Free Speech or Racist Propaganda?: Multi-Faith Coalition Mobilizes to Respond to Anti-Palestinian Ad

In a recent issue of The Nation magazine, a full-page ad by the organization called Facts and Logic About the Middle East, or FLAME, claims to confront myths about Palestine. The ad says the nationhood of Palestine is a myth. The group's ad has outraged many people, including the group WESPAC. We speak with some representatives.


February 3, 2006: Tiokasin Ghosthorse will play the flute and introduce the documentary film, "Incident at Oglala: The Leonard Peltier Story." The film, by Robert Redford and Michael Apted shows the mockery made by the U.S. government of its own judicial system.
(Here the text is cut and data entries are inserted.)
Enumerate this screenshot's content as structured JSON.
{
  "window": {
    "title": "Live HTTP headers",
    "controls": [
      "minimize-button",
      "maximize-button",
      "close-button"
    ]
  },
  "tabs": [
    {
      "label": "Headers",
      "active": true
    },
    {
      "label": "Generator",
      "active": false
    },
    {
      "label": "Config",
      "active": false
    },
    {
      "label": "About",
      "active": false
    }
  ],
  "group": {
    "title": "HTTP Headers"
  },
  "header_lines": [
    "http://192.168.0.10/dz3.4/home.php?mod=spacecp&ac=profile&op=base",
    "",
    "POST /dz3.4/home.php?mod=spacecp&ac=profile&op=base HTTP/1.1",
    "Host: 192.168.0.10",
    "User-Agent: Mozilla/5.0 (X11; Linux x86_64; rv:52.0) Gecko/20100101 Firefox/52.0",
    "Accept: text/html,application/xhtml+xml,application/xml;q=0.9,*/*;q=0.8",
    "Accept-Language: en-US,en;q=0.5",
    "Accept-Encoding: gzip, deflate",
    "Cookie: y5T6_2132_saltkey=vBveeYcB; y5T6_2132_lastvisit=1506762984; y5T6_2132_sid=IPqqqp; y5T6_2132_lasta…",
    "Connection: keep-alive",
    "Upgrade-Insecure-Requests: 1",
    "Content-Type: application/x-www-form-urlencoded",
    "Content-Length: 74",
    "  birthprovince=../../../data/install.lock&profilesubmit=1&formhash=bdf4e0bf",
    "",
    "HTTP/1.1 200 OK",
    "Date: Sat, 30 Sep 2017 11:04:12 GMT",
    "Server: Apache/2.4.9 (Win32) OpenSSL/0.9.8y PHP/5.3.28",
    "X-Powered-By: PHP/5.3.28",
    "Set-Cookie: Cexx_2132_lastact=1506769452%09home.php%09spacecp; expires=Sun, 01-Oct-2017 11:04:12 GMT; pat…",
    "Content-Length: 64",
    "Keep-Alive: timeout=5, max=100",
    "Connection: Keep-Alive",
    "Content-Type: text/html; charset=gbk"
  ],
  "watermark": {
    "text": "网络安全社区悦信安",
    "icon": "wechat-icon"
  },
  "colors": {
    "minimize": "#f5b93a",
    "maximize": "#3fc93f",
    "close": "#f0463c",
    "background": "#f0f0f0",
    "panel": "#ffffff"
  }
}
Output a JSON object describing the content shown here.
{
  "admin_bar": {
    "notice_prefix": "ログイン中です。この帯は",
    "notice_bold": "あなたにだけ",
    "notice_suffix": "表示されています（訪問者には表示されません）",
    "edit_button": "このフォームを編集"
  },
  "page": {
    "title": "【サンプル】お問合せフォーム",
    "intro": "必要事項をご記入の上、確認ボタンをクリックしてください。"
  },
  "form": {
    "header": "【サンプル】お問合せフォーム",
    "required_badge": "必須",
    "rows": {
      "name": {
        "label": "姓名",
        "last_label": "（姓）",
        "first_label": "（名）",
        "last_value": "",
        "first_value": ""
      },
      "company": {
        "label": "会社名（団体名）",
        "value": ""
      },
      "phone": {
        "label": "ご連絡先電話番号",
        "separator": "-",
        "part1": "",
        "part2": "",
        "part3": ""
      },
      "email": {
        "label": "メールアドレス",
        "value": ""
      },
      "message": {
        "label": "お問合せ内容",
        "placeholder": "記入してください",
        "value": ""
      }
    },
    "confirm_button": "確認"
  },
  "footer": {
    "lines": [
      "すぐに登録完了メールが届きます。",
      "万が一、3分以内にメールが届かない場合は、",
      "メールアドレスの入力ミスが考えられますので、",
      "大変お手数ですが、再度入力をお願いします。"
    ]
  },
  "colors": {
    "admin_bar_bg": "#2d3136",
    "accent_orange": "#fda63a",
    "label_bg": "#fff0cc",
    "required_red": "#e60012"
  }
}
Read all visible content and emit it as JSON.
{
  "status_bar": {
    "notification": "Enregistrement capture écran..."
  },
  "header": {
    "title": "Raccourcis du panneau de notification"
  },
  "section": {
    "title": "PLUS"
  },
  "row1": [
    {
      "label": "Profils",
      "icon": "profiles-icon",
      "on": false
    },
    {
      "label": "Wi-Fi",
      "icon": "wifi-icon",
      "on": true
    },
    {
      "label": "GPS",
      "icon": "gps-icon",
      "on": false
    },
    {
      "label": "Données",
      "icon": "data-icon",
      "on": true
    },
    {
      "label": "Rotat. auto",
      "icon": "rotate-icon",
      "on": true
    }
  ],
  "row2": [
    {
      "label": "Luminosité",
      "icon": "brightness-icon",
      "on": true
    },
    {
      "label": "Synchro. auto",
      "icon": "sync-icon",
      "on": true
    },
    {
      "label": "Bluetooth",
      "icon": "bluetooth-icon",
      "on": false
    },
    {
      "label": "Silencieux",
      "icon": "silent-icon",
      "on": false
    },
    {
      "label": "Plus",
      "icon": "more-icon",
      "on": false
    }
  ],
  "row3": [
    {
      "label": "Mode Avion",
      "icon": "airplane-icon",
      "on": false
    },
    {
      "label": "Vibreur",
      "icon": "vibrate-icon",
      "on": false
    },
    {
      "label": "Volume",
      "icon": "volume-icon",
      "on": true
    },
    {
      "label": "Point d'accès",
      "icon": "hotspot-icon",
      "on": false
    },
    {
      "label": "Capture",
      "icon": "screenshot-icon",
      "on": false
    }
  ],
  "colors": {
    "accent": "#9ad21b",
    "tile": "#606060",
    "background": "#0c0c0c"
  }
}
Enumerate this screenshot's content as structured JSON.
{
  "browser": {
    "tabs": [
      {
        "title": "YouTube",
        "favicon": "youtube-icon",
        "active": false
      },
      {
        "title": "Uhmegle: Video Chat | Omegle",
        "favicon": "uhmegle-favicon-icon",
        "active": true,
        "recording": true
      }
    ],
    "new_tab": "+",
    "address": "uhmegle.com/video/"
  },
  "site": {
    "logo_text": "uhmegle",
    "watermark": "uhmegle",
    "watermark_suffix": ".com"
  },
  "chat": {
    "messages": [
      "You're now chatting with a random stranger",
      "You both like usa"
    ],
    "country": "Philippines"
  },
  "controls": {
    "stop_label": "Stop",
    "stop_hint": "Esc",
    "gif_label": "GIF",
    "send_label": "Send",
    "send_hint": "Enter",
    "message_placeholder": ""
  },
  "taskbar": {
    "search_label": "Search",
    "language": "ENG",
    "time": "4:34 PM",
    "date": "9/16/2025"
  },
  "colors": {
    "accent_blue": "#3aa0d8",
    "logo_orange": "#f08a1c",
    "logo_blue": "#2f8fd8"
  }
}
It shows the FBI-led reign of terror perpetrated on the Lakota Reservation in 1973. Tiokasin will have a Q&A session following the film. Begins 7:30 pm, at Everything Goes Book Cafe, 208 Bay Street, Tompkinsville, Staten Island. Everything Goes Book Cafe & Neighborhood Stage

February 3, 2006: the 30th anniversary of Leonard Peltier's capture in Canada. NYC Jericho and ProLibertad will show the film "Warrior: the Life of Leonard Peltier" by Susie Bear. 6:30 pm, St. Mary's Episcopal Church, 521 W. 125th Street, Manhattan. Call 718-220-6004.